The slot machine, also known as the one-armed bandit, is a gambling device that involves dropping coins or tokens into a slots and pulling a handle to activate one to three reels marked with different symbols. The machine returns its money by dropping two or more coins into a cup, or a trough. This depends on how many symbols are lined up at the end of the rotating reels. The symbols used are stars, cards suits, bars and numbers (7 is a favorite), and various pictured fruits like cherries, plums and oranges and lemons–along with the jackpot, and bar.

Slot Machine, which is shorthand for nickel-in the-slot machine, was initially used to describe automatic vending machine. However, it became almost exclusively a reference to gambling devices in the 20th Century. Although they were novelty devices, the first coin-operated gambling machines in America date back to 1880s. They included two horses that raced after a coin was inserted into the machine. These machines were placed on bars in saloons or similar establishments and attracted wagering among patrons. The majority of machines paid the proprietor in drinks, cigars, or trade checks, which were special-minted metal tokens that could be used to exchange for refreshments. In 1888, machines that could pay in coins were available. The first machines had coins that fell on an internal balance scale. This could cause the coin to tip over and spill out other coins. Later devices included a rotating indicator and a circular display.

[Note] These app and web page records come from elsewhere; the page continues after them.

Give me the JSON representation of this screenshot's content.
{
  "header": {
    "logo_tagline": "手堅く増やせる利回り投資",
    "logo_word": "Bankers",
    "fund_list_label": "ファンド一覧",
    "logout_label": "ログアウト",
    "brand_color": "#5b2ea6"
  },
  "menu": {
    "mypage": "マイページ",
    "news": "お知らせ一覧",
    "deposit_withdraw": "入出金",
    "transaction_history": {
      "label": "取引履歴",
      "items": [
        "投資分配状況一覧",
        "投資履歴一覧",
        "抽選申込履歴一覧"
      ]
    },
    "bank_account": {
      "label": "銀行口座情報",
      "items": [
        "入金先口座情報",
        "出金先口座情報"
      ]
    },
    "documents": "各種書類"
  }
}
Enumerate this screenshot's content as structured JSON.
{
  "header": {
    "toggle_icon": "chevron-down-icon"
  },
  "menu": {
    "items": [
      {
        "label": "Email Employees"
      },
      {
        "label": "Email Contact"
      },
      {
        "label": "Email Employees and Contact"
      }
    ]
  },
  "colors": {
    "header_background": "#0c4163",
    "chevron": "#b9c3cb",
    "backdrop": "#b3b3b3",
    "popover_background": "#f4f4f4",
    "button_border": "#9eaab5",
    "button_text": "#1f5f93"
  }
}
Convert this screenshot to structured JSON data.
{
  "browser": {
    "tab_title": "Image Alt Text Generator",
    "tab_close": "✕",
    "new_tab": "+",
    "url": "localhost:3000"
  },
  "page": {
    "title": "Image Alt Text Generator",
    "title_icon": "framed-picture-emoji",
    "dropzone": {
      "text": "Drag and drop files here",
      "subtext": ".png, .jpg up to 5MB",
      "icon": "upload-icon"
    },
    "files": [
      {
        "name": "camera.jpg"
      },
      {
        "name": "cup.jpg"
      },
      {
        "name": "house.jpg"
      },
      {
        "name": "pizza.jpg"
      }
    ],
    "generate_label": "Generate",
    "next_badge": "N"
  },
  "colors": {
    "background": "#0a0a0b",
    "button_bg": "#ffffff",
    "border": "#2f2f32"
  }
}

Charles August Fey, a Bavarian-born American inventor, invented the first modern slot machines. He was a mechanic from San Francisco at the time and built his first coin-operated gambling device in 1894. Fey built the 4-11-444 in his basement the following year. It was so popular at a local saloon, that Fey quit his job to open a factory to make more. The first three-reel, automatic cash payout slot machine was built by Fey in 1898. The handle of the Card Bell set the reels into motion when it was pushed. playing cards suitmarks lined up to form Poker hands. The Liberty Bell was his next slot machine. It used bells and horseshoes in addition to playing card suitmarks. The top payout was awarded to the player who has three bells in a row. Due to the 1906 San Francisco earthquake only four of the more than 100 Liberty Bell machines made by Fey survived. The Liberty Bell was a hit with San Francisco saloon patrons and was copied quickly by Fey’s rivals, the Mills Novelty Company in Chicago.